I have an alias in my shell called "nossh", so I can just do nossh somehost and it will ignore all key errors. Just understand that you are ignoring security information when you do this, so there is a theoretical risk.

Much of this information is from a talk I gave at Barcamp Bangkok all about fancy SSH tricks. You can see my slides, but I recommend the text version as the S5 slides are kind of buggy. Check out the section called "Forward Anything: Simple Port Forwarding" for info. There is also information on creating a SOCKS5 proxy with OpenSSH. Yes, you can do that. OpenSSH is awesome like that.

(Finally, if you are doing a lot of traversing into the internal network, consider setting up a VPN. It sounds scary, but OpenVPN is quite simple and runs on all OSes. I would say it's overkill just for SSH; but once you start port-forwarding through your port-forwards to get VNC, HTTP, or other stuff happening; or if you have lots of internal hosts to worry about, it can be simpler and more maintainable.)

share|improve this answer

@Mark Biek

I was going to say that, but you beat me to it! Anyways, I just wanted to add that there is also the -R option:

ssh -R 8022:myinsideserver:22 paul@myoutsideserver

The difference is what machine you are connecting to/from. My boss showed me this trick not too long ago, and it is definitely really nice to know... we were behind a firewall and needed to give external access to a machine... he got around it by ssh -R to another machine that was accessible... then connections to that machine were forwarded into the machine behind the firewall, so you need to use -R or -L based on which machine you are on and which you are ssh-ing to.

Also, I'm pretty sure you are fine to use a regular user as long as the port you are forwarding (in this case the 8022 port) is not below the restricted range (which I think is 1024, but I could be mistaken), because those are the "reserved" ports.

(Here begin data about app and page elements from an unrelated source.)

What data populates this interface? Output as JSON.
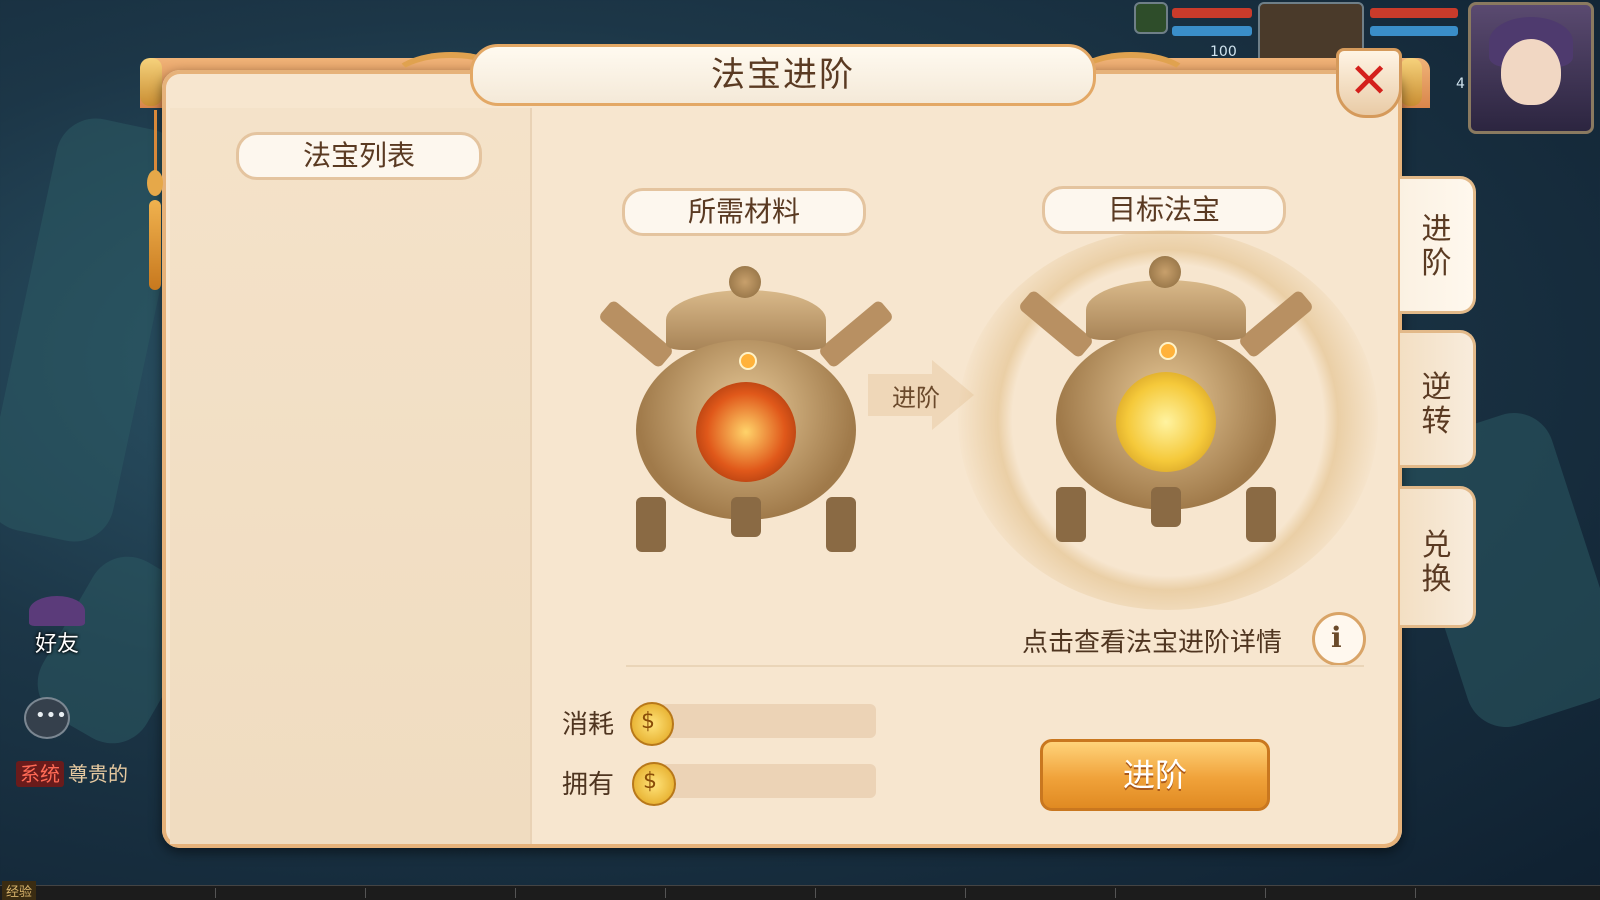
{
  "dialog": {
    "title": "法宝进阶"
  },
  "left_panel": {
    "header": "法宝列表"
  },
  "materials": {
    "header": "所需材料"
  },
  "target": {
    "header": "目标法宝"
  },
  "arrow": {
    "label": "进阶"
  },
  "tabs": [
    {
      "label_top": "进",
      "label_bottom": "阶",
      "active": true
    },
    {
      "label_top": "逆",
      "label_bottom": "转",
      "active": false
    },
    {
      "label_top": "兑",
      "label_bottom": "换",
      "active": false
    }
  ],
  "detail_link": {
    "text": "点击查看法宝进阶详情",
    "icon": "info-icon"
  },
  "cost": {
    "consume_label": "消耗",
    "own_label": "拥有",
    "coin_icon": "gold-coin-icon"
  },
  "action_button": {
    "label": "进阶"
  },
  "hud": {
    "level_number": "100",
    "level_number_2": "4"
  },
  "sidebar": {
    "friends_label": "好友"
  },
  "chat": {
    "system_tag": "系统",
    "system_text": "尊贵的"
  },
  "bottom": {
    "exp_label": "经验"
  },
  "colors": {
    "accent": "#e0a24f",
    "panel_bg": "#f7e6cf",
    "close_x": "#d4201c",
    "button": "#f0a23a"
  }
}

It doesn't matter that you are forwarding it to a "restricted" port because that port is not being opened (the machine is just having traffic sent to it through the tunnel, it has no knowledge of the tunnel), the 8022 port IS being open and so is restricted as such.

EDIT: Just remember, the tunnel is only open so long as the initial ssh remains open, so if it times out or you exit it, the tunnel will be closed.

share|improve this answer

You can use Port Fowarding to do this. Take a look here:


There are instructions on how to set up your router to port forward request on this page:


share|improve this answer

In Ubuntu, you can install Firestarter and then use it's Forward Service feature to forward the SSH traffic from a non standard port on your machine with external access to port 22 on the machine inside your network.

On OS X you can edit the /etc/nat/natd.plist file to enable port fowarding.

share|improve this answer

Without messing around with firewall rules, you can set up a ~/.ssh/config file.

Assume is the 'gateway' system and is the 'client' system.

Host gateway
  LocalForward 8022 

Host client
  Hostname localhost
  Port 8022

You can open an ssh connection to 'gateway' via:

ssh gateway

In another terminal, open a connection to the client.

ssh client
share|improve this answer

Your Answer


By posting your answer, you agree to the privacy policy and terms of service.

Not the answer you're looking for? Browse other questions tagged or ask your own question.